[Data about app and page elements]
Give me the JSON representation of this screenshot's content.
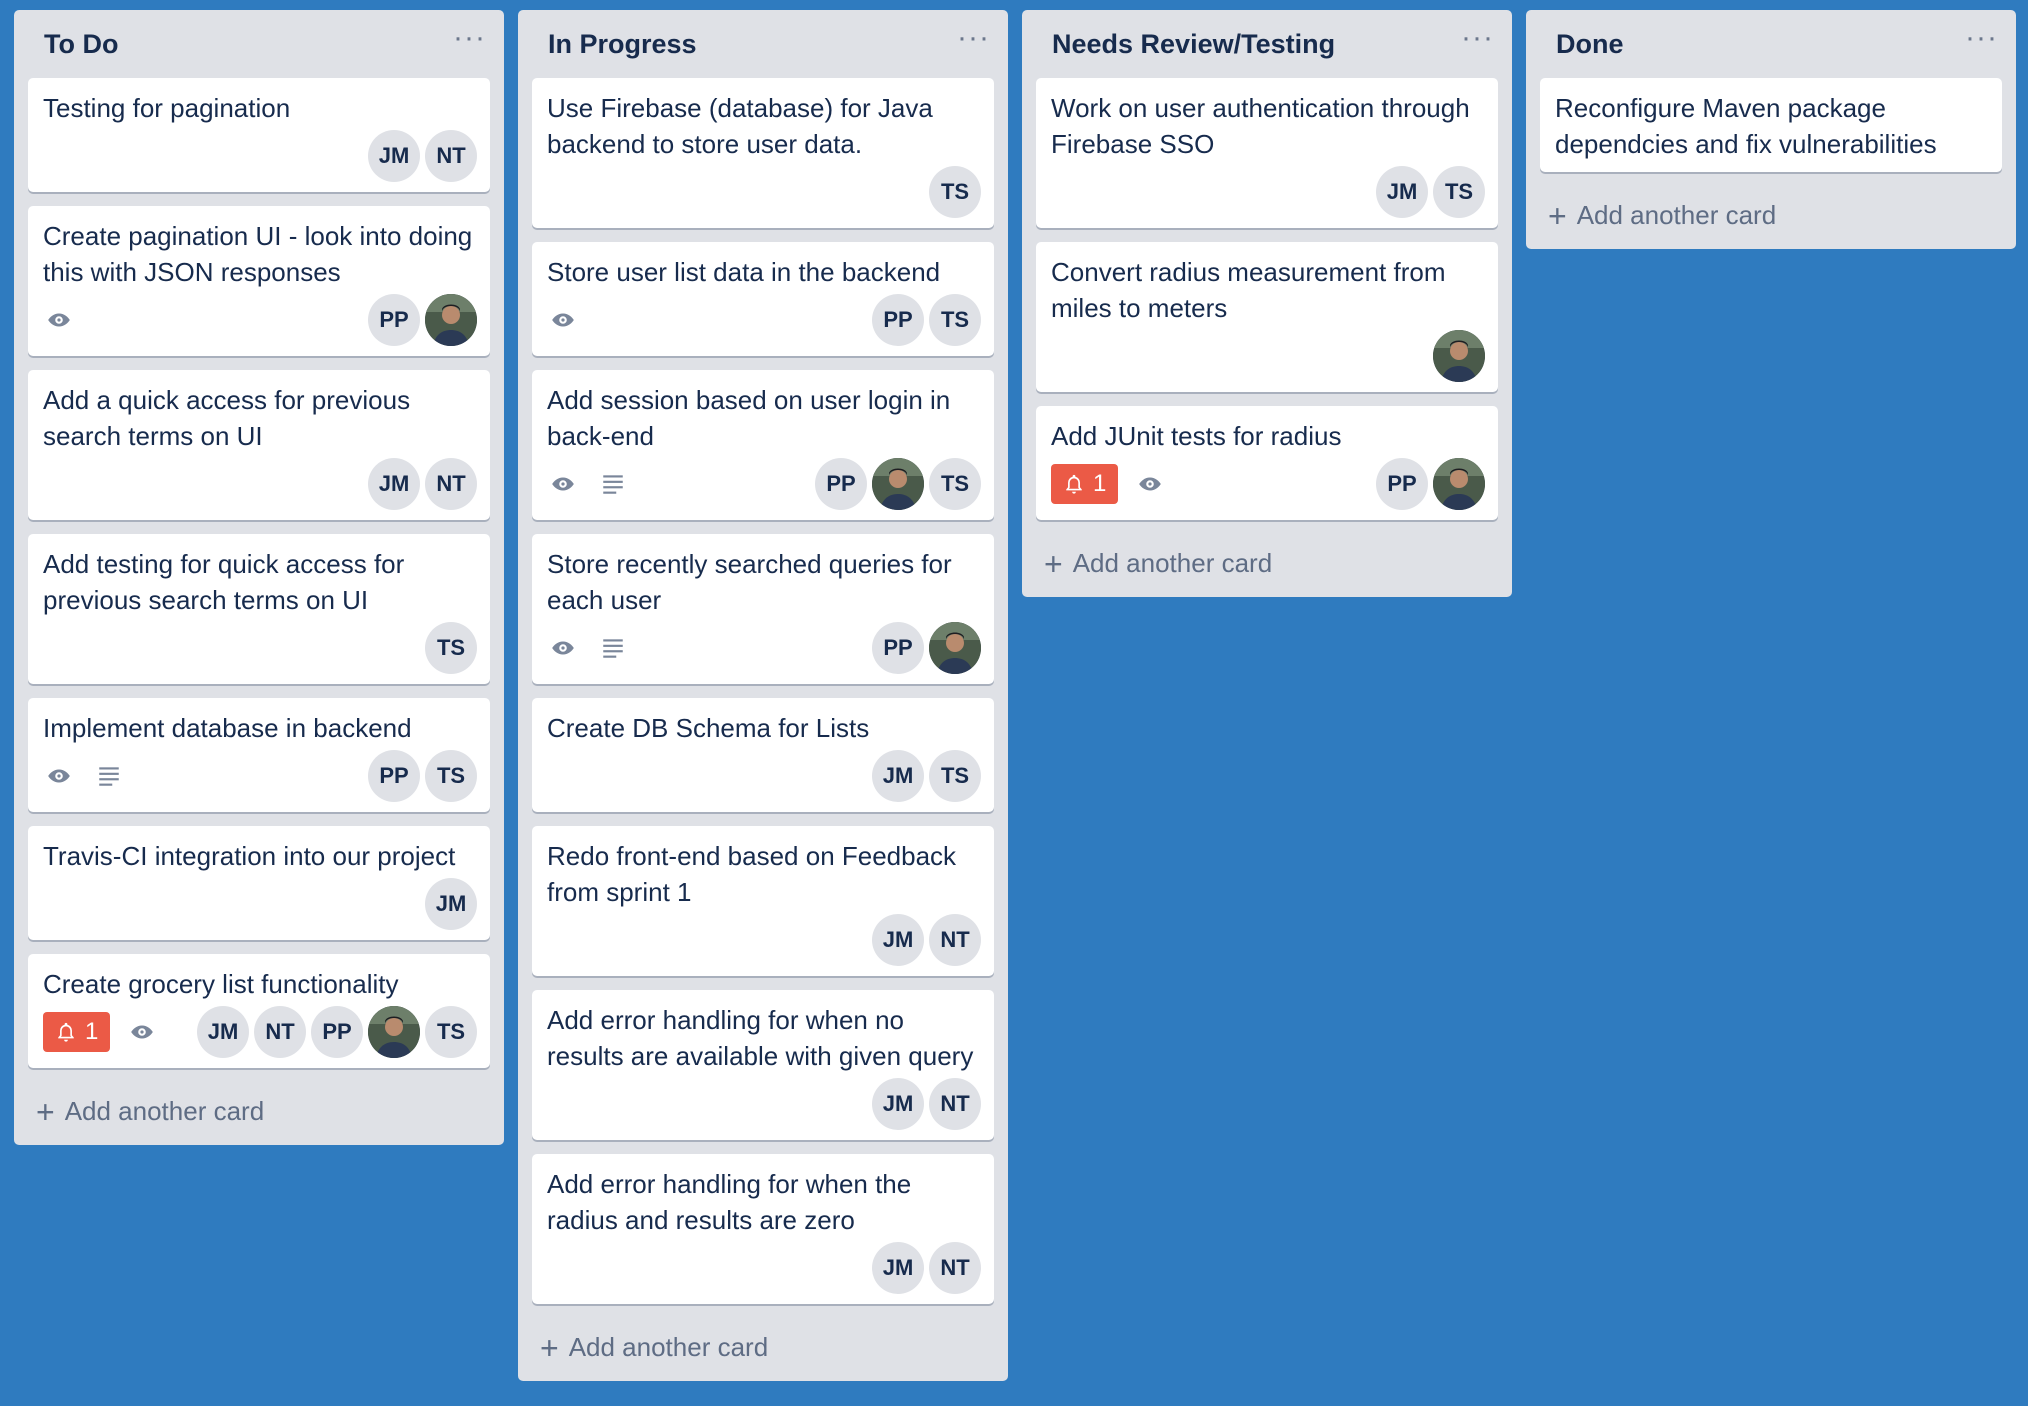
{
  "board": {
    "lists": [
      {
        "title": "To Do",
        "menu": "···",
        "add_card": "Add another card",
        "cards": [
          {
            "title": "Testing for pagination",
            "badges": [],
            "members": [
              "JM",
              "NT"
            ]
          },
          {
            "title": "Create pagination UI - look into doing this with JSON responses",
            "badges": [
              "watch"
            ],
            "members": [
              "PP",
              "photo"
            ]
          },
          {
            "title": "Add a quick access for previous search terms on UI",
            "badges": [],
            "members": [
              "JM",
              "NT"
            ]
          },
          {
            "title": "Add testing for quick access for previous search terms on UI",
            "badges": [],
            "members": [
              "TS"
            ]
          },
          {
            "title": "Implement database in backend",
            "badges": [
              "watch",
              "description"
            ],
            "members": [
              "PP",
              "TS"
            ]
          },
          {
            "title": "Travis-CI integration into our project",
            "badges": [],
            "members": [
              "JM"
            ]
          },
          {
            "title": "Create grocery list functionality",
            "notification": "1",
            "badges": [
              "watch"
            ],
            "members": [
              "JM",
              "NT",
              "PP",
              "photo",
              "TS"
            ]
          }
        ]
      },
      {
        "title": "In Progress",
        "menu": "···",
        "add_card": "Add another card",
        "cards": [
          {
            "title": "Use Firebase (database) for Java backend to store user data.",
            "badges": [],
            "members": [
              "TS"
            ]
          },
          {
            "title": "Store user list data in the backend",
            "badges": [
              "watch"
            ],
            "members": [
              "PP",
              "TS"
            ]
          },
          {
            "title": "Add session based on user login in back-end",
            "badges": [
              "watch",
              "description"
            ],
            "members": [
              "PP",
              "photo",
              "TS"
            ]
          },
          {
            "title": "Store recently searched queries for each user",
            "badges": [
              "watch",
              "description"
            ],
            "members": [
              "PP",
              "photo"
            ]
          },
          {
            "title": "Create DB Schema for Lists",
            "badges": [],
            "members": [
              "JM",
              "TS"
            ]
          },
          {
            "title": "Redo front-end based on Feedback from sprint 1",
            "badges": [],
            "members": [
              "JM",
              "NT"
            ]
          },
          {
            "title": "Add error handling for when no results are available with given query",
            "badges": [],
            "members": [
              "JM",
              "NT"
            ]
          },
          {
            "title": "Add error handling for when the radius and results are zero",
            "badges": [],
            "members": [
              "JM",
              "NT"
            ]
          }
        ]
      },
      {
        "title": "Needs Review/Testing",
        "menu": "···",
        "add_card": "Add another card",
        "cards": [
          {
            "title": "Work on user authentication through Firebase SSO",
            "badges": [],
            "members": [
              "JM",
              "TS"
            ]
          },
          {
            "title": "Convert radius measurement from miles to meters",
            "badges": [],
            "members": [
              "photo"
            ]
          },
          {
            "title": "Add JUnit tests for radius",
            "notification": "1",
            "badges": [
              "watch"
            ],
            "members": [
              "PP",
              "photo"
            ]
          }
        ]
      },
      {
        "title": "Done",
        "menu": "···",
        "add_card": "Add another card",
        "cards": [
          {
            "title": "Reconfigure Maven package dependcies and fix vulnerabilities",
            "badges": [],
            "members": []
          }
        ]
      }
    ]
  }
}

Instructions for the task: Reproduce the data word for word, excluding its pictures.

Exercise output:
Give me the JSON representation of this screenshot's content.
{
  "board": {
    "lists": [
      {
        "title": "To Do",
        "menu": "···",
        "add_card": "Add another card",
        "cards": [
          {
            "title": "Testing for pagination",
            "badges": [],
            "members": [
              "JM",
              "NT"
            ]
          },
          {
            "title": "Create pagination UI - look into doing this with JSON responses",
            "badges": [
              "watch"
            ],
            "members": [
              "PP",
              "photo"
            ]
          },
          {
            "title": "Add a quick access for previous search terms on UI",
            "badges": [],
            "members": [
              "JM",
              "NT"
            ]
          },
          {
            "title": "Add testing for quick access for previous search terms on UI",
            "badges": [],
            "members": [
              "TS"
            ]
          },
          {
            "title": "Implement database in backend",
            "badges": [
              "watch",
              "description"
            ],
            "members": [
              "PP",
              "TS"
            ]
          },
          {
            "title": "Travis-CI integration into our project",
            "badges": [],
            "members": [
              "JM"
            ]
          },
          {
            "title": "Create grocery list functionality",
            "notification": "1",
            "badges": [
              "watch"
            ],
            "members": [
              "JM",
              "NT",
              "PP",
              "photo",
              "TS"
            ]
          }
        ]
      },
      {
        "title": "In Progress",
        "menu": "···",
        "add_card": "Add another card",
        "cards": [
          {
            "title": "Use Firebase (database) for Java backend to store user data.",
            "badges": [],
            "members": [
              "TS"
            ]
          },
          {
            "title": "Store user list data in the backend",
            "badges": [
              "watch"
            ],
            "members": [
              "PP",
              "TS"
            ]
          },
          {
            "title": "Add session based on user login in back-end",
            "badges": [
              "watch",
              "description"
            ],
            "members": [
              "PP",
              "photo",
              "TS"
            ]
          },
          {
            "title": "Store recently searched queries for each user",
            "badges": [
              "watch",
              "description"
            ],
            "members": [
              "PP",
              "photo"
            ]
          },
          {
            "title": "Create DB Schema for Lists",
            "badges": [],
            "members": [
              "JM",
              "TS"
            ]
          },
          {
            "title": "Redo front-end based on Feedback from sprint 1",
            "badges": [],
            "members": [
              "JM",
              "NT"
            ]
          },
          {
            "title": "Add error handling for when no results are available with given query",
            "badges": [],
            "members": [
              "JM",
              "NT"
            ]
          },
          {
            "title": "Add error handling for when the radius and results are zero",
            "badges": [],
            "members": [
              "JM",
              "NT"
            ]
          }
        ]
      },
      {
        "title": "Needs Review/Testing",
        "menu": "···",
        "add_card": "Add another card",
        "cards": [
          {
            "title": "Work on user authentication through Firebase SSO",
            "badges": [],
            "members": [
              "JM",
              "TS"
            ]
          },
          {
            "title": "Convert radius measurement from miles to meters",
            "badges": [],
            "members": [
              "photo"
            ]
          },
          {
            "title": "Add JUnit tests for radius",
            "notification": "1",
            "badges": [
              "watch"
            ],
            "members": [
              "PP",
              "photo"
            ]
          }
        ]
      },
      {
        "title": "Done",
        "menu": "···",
        "add_card": "Add another card",
        "cards": [
          {
            "title": "Reconfigure Maven package dependcies and fix vulnerabilities",
            "badges": [],
            "members": []
          }
        ]
      }
    ]
  }
}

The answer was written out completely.